IRL (in real life) people do business face to face with other people. They talk to a sales clerk in a local store or a waitress at their favorite restaurant. It’s easy to make a judgment call about how trustworthy the business you are dealing with is because you are there, in person.
And, what happens when you feel like a salesperson is too pushy for your liking, or you can see the kitchen of a restaurant, and it isn’t looking all that clean? You walk out, right?
I have heard it often said that “people do business with people they like, know, and trust.” And, I heard Zig Ziglar, salesman extraordinaire, say “If people like you, they will listen to you; but if they trust you, they will do business with you.” So, it stands to reason that the more someone trusts you, the more likely they are to do business with you.

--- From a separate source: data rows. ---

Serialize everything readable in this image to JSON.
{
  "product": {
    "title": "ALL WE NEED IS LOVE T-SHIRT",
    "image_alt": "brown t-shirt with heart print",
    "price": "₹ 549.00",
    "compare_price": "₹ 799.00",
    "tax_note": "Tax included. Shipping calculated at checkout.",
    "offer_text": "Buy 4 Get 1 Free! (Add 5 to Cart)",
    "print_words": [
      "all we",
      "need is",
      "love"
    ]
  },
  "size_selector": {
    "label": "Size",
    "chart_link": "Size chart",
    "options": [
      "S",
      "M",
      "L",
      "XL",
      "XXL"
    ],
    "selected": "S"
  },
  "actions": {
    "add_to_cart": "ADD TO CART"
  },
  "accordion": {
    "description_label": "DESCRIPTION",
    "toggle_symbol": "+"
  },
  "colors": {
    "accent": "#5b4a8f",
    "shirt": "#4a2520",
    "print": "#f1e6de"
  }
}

So what do you think happens when someone visits your website, and it doesn’t convey a complete feeling of trust. Because your visitors aren’t speaking with someone in person, you better make sure that your site offers a complete sense of confidence!
You spend money on pay per click advertising, spend hours creating good quality content that will drive traffic to your site through organic search, or do a lot of social media marketing. And the traffic comes.

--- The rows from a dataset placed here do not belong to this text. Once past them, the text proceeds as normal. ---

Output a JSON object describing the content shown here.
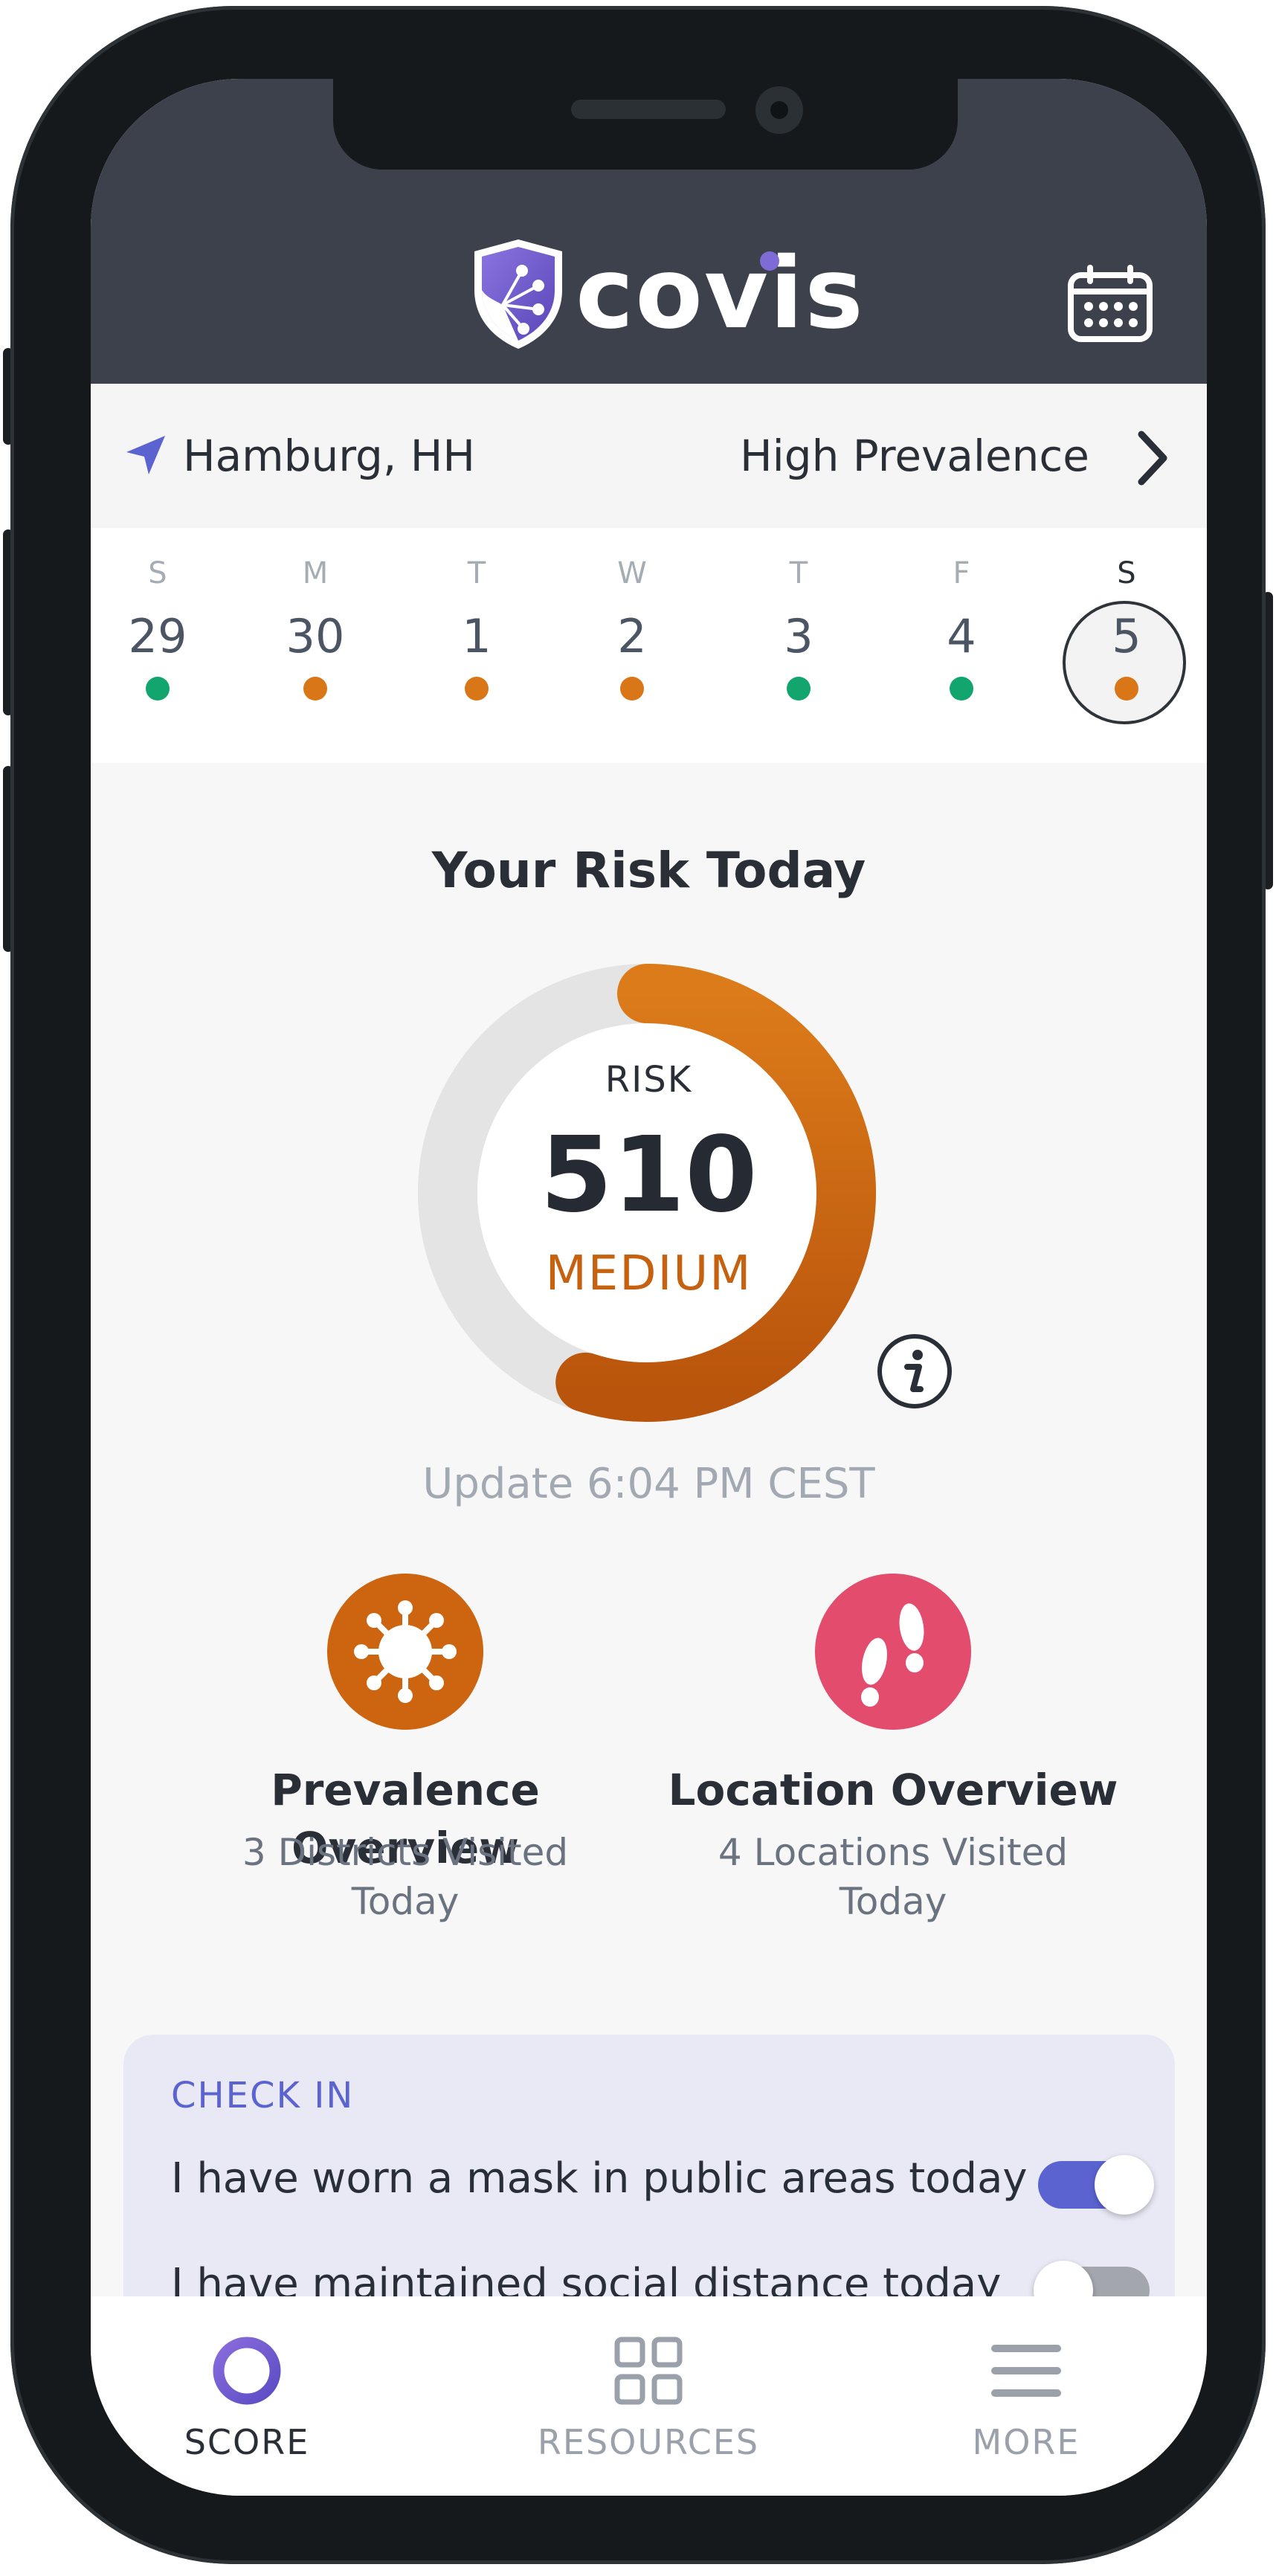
{
  "app": {
    "brand": "covis"
  },
  "header": {
    "calendar_icon": "calendar-icon",
    "shield_icon": "covis-shield-logo"
  },
  "location_bar": {
    "city": "Hamburg, HH",
    "prevalence": "High Prevalence",
    "arrow_icon": "location-arrow-icon",
    "chevron_icon": "chevron-right-icon"
  },
  "week": {
    "days": [
      {
        "dow": "S",
        "date": "29",
        "status": "low",
        "color": "#12a56d"
      },
      {
        "dow": "M",
        "date": "30",
        "status": "medium",
        "color": "#d97718"
      },
      {
        "dow": "T",
        "date": "1",
        "status": "medium",
        "color": "#d97718"
      },
      {
        "dow": "W",
        "date": "2",
        "status": "medium",
        "color": "#d97718"
      },
      {
        "dow": "T",
        "date": "3",
        "status": "low",
        "color": "#12a56d"
      },
      {
        "dow": "F",
        "date": "4",
        "status": "low",
        "color": "#12a56d"
      },
      {
        "dow": "S",
        "date": "5",
        "status": "medium",
        "color": "#d97718",
        "selected": true
      }
    ]
  },
  "risk": {
    "title": "Your Risk Today",
    "label": "RISK",
    "score": "510",
    "level": "MEDIUM",
    "gauge_fraction": 0.55,
    "gauge_color": "#d97718",
    "update": "Update 6:04 PM CEST",
    "info_icon": "info-icon"
  },
  "overviews": [
    {
      "title": "Prevalence Overview",
      "subtitle": "3 Districts Visited Today",
      "icon": "virus-icon",
      "color": "#cc6410"
    },
    {
      "title": "Location Overview",
      "subtitle": "4 Locations Visited Today",
      "icon": "footprints-icon",
      "color": "#e34c6d"
    }
  ],
  "checkin": {
    "title": "CHECK IN",
    "items": [
      {
        "text": "I have worn a mask in public areas today",
        "checked": true
      },
      {
        "text": "I have maintained social distance today",
        "checked": false
      }
    ]
  },
  "tabbar": {
    "tabs": [
      {
        "label": "SCORE",
        "icon": "score-ring-icon",
        "active": true
      },
      {
        "label": "RESOURCES",
        "icon": "grid-icon",
        "active": false
      },
      {
        "label": "MORE",
        "icon": "menu-icon",
        "active": false
      }
    ]
  },
  "colors": {
    "header_bg": "#3d414c",
    "accent": "#5b63d0",
    "medium": "#d97718",
    "low": "#12a56d"
  }
}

Then they start looking around your website and may stop and pause. What happens when they hesitate? It starts to create doubt. When they have doubt, they leave. So, it benefits you not to let that doubt creep into their minds in the first place.
Whether you are a local company, with a website that is an extension of your business, a service business that deals with clientele from various localities, or an eCommerce store, these principles apply.
So, what are some things that say “trust me” to potential clients and customers online?
1. Let them know you are a real person or team.
Many times when dealing with online businesses, the customer will never actually meet the person behind the website. So, be sure to introduce yourself to them, so they know they are dealing with someone who is real.
If you are a solopreneur, include a picture of yourself with a bio or philosophy your live by underneath it. Even better, consider making a video greeting for your customers and posting it on your website.
If you have a team of employees, include a page with a team photo or individual photos of each key team member and a short bio about each of them.
2. Show them your business actually exists.
By the same token, unless your website is an extension of a local walk-in business, it’s likely that your customers will never visit you in person. Make sure that your website lists a real address, and even a picture of your actual location. This can boost trust a lot for people who are concerned about “how legit” a company they are dealing with is.
3. Tell them your story.
Many websites will carry page on their site that talks about their history or how they got started. Turn your “About Us” page into a compelling story that gives visitors a unique perspective on where your company came from and what drives it moving forward.
Often this kind of story helps your visitors to make an emotional connection with you and your business that they don’t get from a more sterile “big box” company’s website. Too many people treat their “About Us” page as something that isn’t important or is secondary. Use the “About Us” page to your advantage and make it a place to tell your story.
Here is an excellent article I ran across on Copyblogger about how to craft a marketing story that people embrace and share.
4. Show them you are certified.
Trust logos help to reassure people that they are doing business with someone legitimate. A lot of professions involve special certifications in different areas. If you hold certifications or trust seals from outside companies or organizations, be sure to put them on your site, along with a link to the pages where people can verify them off-site, so they know they are real.
5. Let them see what others are saying about you.
Testimonials are a great way to let people see what others are saying about your business. Encourage your current customers and clients to leave reviews for you on places such as Google, Yelp, and LinkedIn.
Often times people will put testimonials on their website as well, but who really knows if they are real or not. If at all possible, link the onsite testimonials to the actual online review from another verifiable site, so people know it’s real and not fiction.
6. Give them a way to talk or chat with you.
Let’s face it; most people don’t want to do business with someone they can’t talk to. Sure, email is convenient, and perfectly fine once you have established a trusted relationship with a customer or client. But, many people want to get to actually “speak” with someone first, before they go into business with them.
75% of the survey respondents said that they would rather use live online chat versus calling to speak with someone in person.
Give your website visitors a way to get in contact with you by a method other than email or a web form. Be sure that you put a phone number and your office hours on your website.
You can also, offer live chat options — and this means not chat that is done by a bot — so you can engage them in a conversation and answer any questions or any reservations they may be having quickly. In a study commissioned by Moxie Software several years ago (so I would image the numbers have risen since then), 75% of the survey respondents said that they would rather use live online chat versus calling to speak with someone in person.
Building trust online is even harder to do than doing it in person, so it’s important to remember the little things that can make a difference with potential clients and customers. Are you building trust with your website? If not, it may be time to start thinking about it. Any of theses tips above should be easy and quick to implement on your website.
- Unleashing the Power of Storyboarding: A Practical Guide to Designing Outstanding Websites - September 20, 2023
- Why Your Business Needs a Professional Web Consultant: A Comprehensive Guide - September 5, 2023
- Online to Invisible: The Shocking Consequences of Extended Website Downtime - July 17, 2023